But, well, you know, this quiet girl at the gas station seemed grounded enough. Still, there was no commitment from me. Other girls were around.
She and her friend, though, would come to the parties at our bachelor pad. They weren’t really big parties, just impromptu social gatherings. People would drop by on weekends — usually other journalists — and, before we knew it, people were sitting in our living room or on our roof talking about music, journalism, local politics, jokes, food or goals in life and on and on. Young newspaper journalists like to drink, converse, watch sports or make fun of TV newscasts.
Soon, we grew closer and dated. But she would fall asleep at movies we went to, and I was concerned that she was so quiet we would have communication problems. She would ramble forever when speaking to Cammeo, but nary say a word when we dined.
So I dumped her right before she went back her parents’ home in the Chicago suburbs for Thanksgiving break.
That upset her. We both dated others, but things lightened up. We went for a drink once over Christmas break. By March we were friends. We watched the Oscars, and we heard a boom. She came with me when I had to cover a radiator that exploded in my neighborhood and killed an elderly man in his home.
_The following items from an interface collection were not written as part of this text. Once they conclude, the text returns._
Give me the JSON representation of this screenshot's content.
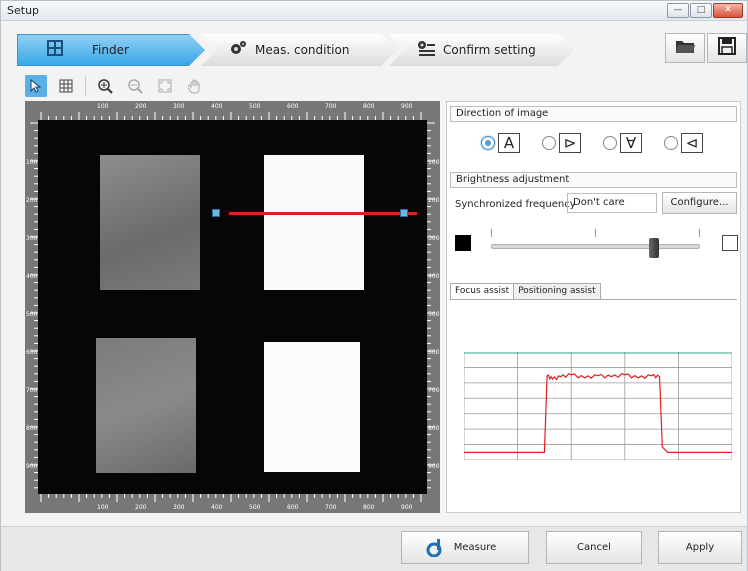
{
  "window": {
    "title": "Setup"
  },
  "window_controls": {
    "minimize": "—",
    "maximize": "□",
    "close": "✕"
  },
  "wizard": {
    "steps": [
      {
        "label": "Finder",
        "icon": "crosshair-icon",
        "active": true
      },
      {
        "label": "Meas. condition",
        "icon": "gears-icon",
        "active": false
      },
      {
        "label": "Confirm setting",
        "icon": "settings-list-icon",
        "active": false
      }
    ]
  },
  "file_buttons": {
    "open_icon": "folder-icon",
    "save_icon": "floppy-disk-icon"
  },
  "toolbar": {
    "tools": [
      {
        "name": "pointer-tool-icon",
        "active": true
      },
      {
        "name": "grid-tool-icon",
        "active": false
      },
      {
        "name": "zoom-in-icon",
        "active": false
      },
      {
        "name": "zoom-out-icon",
        "disabled": true
      },
      {
        "name": "fit-view-icon",
        "disabled": true
      },
      {
        "name": "pan-hand-icon",
        "disabled": true
      }
    ]
  },
  "viewer": {
    "ruler_top": [
      "100",
      "200",
      "300",
      "400",
      "500",
      "600",
      "700",
      "800",
      "900"
    ],
    "ruler_bottom": [
      "100",
      "200",
      "300",
      "400",
      "500",
      "600",
      "700",
      "800",
      "900"
    ],
    "ruler_left": [
      "100",
      "200",
      "300",
      "400",
      "500",
      "600",
      "700",
      "800",
      "900"
    ],
    "ruler_right": [
      "100",
      "200",
      "300",
      "400",
      "500",
      "600",
      "700",
      "800",
      "900"
    ]
  },
  "direction": {
    "title": "Direction of image",
    "options": [
      {
        "glyph": "A",
        "selected": true
      },
      {
        "glyph": "⊳",
        "selected": false
      },
      {
        "glyph": "∀",
        "selected": false
      },
      {
        "glyph": "⊲",
        "selected": false
      }
    ]
  },
  "brightness": {
    "title": "Brightness adjustment",
    "sync_label": "Synchronized frequency",
    "sync_value": "Don't care",
    "configure_label": "Configure...",
    "slider_level": 0.78
  },
  "tabs": [
    {
      "label": "Focus assist",
      "active": true
    },
    {
      "label": "Positioning assist",
      "active": false
    }
  ],
  "focus_profile": {
    "colors": {
      "profile": "#e02020",
      "baseline": "#2ca58d",
      "grid": "#9a9a9a"
    },
    "points": [
      [
        0,
        0.93
      ],
      [
        0.28,
        0.93
      ],
      [
        0.3,
        0.93
      ],
      [
        0.31,
        0.22
      ],
      [
        0.33,
        0.25
      ],
      [
        0.36,
        0.23
      ],
      [
        0.4,
        0.21
      ],
      [
        0.45,
        0.24
      ],
      [
        0.5,
        0.22
      ],
      [
        0.55,
        0.23
      ],
      [
        0.6,
        0.21
      ],
      [
        0.65,
        0.24
      ],
      [
        0.7,
        0.22
      ],
      [
        0.73,
        0.23
      ],
      [
        0.74,
        0.88
      ],
      [
        0.76,
        0.93
      ],
      [
        1,
        0.93
      ]
    ]
  },
  "bottom": {
    "measure_label": "Measure",
    "measure_icon": "measure-icon",
    "cancel_label": "Cancel",
    "apply_label": "Apply"
  }
}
One night, we went out as friends with another reporter friend of mine. The three of us went from bar to bar, and by the end of the night, Lisa and I were holding hands. We realized later that our friendship gave us a better foundation than merely dating. She was not so nervous around me because we were friends first.
Things were going well, but in April 2001 I got a job in Washington state as the editor of a daily newspaper. Would this be the end? Lisa still had to finish college.
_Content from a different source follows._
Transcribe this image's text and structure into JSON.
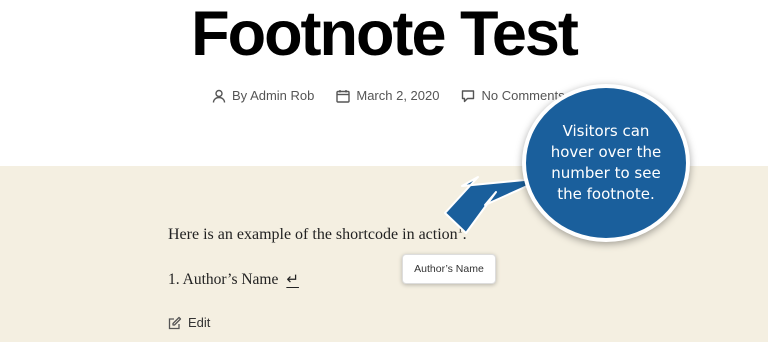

We decided to live apart for eight months, which for most relationships does not work. At least we had two weeklong visits of her coming to Ellensburg, which now are very happy memories.
I flew to Minneapolis in January 2002, met Lisa at the bus station, bought my Ford Ranger in St. Paul and celebrated a belated Christmas with family. Lisa and I drove to Ames, stashed her stuff into the truck, then headed westward on Interstate 80 to Utah, where we headed northwest toward Ellensburg.
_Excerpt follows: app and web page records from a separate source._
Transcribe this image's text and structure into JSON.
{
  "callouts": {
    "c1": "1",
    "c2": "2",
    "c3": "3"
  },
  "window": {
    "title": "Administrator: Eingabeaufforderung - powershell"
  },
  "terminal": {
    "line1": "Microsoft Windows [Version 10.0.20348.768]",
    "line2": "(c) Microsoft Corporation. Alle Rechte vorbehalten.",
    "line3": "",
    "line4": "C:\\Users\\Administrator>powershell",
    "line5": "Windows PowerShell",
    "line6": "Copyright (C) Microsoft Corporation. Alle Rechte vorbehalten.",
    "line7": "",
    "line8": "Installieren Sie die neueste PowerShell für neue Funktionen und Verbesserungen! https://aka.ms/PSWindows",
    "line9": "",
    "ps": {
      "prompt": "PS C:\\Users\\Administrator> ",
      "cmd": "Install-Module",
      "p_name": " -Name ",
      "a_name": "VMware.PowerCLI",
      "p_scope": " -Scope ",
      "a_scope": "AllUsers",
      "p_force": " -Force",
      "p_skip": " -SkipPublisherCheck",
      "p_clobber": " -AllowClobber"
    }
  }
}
We did a lot of wilderness hiking when we lived in the Northwest. In June 2003, on top of a mountain where it took us six miles to hike up, I proposed marriage. This was Alta Mountain. In January 2004, we paid $15 for a cute puppy at the Ellensburg pound. We named her Alta. In June 2004, Lisa and I wed, and she became Lisa Engstrom. We went on a Caribbean Sea cruise for our honeymoon. We even held hands as we snorkeled and swam with fish.
In January 2006, we moved to Minnesota, starting work at the Albert Lea Tribune in February and purchasing our house in Albert Lea in March. Lisa gave birth to our son, Forrest, in February 2007.
From the start, this wonderful woman has been my supporter and best friend. Good, bad, up, down, thin, thick, rich, poor, sickness, health, Lisa is the best. When I have a bad day, I think of how fortunate I am to have a strong marriage. She has been such a wonderful mother to our son. And I am so proud and fortunate to be her husband. She is amazing.
I know what you might be thinking. No, I am not in trouble. She received a gift and a card, and we spent Sunday evening among friends. Yet, I felt you, the reader, would enjoy hearing about how a clerk at a gas station became a wonderful wife and an excellent mom.
Tribune Managing Editor Tim Engstrom’s column appears every other Tuesday.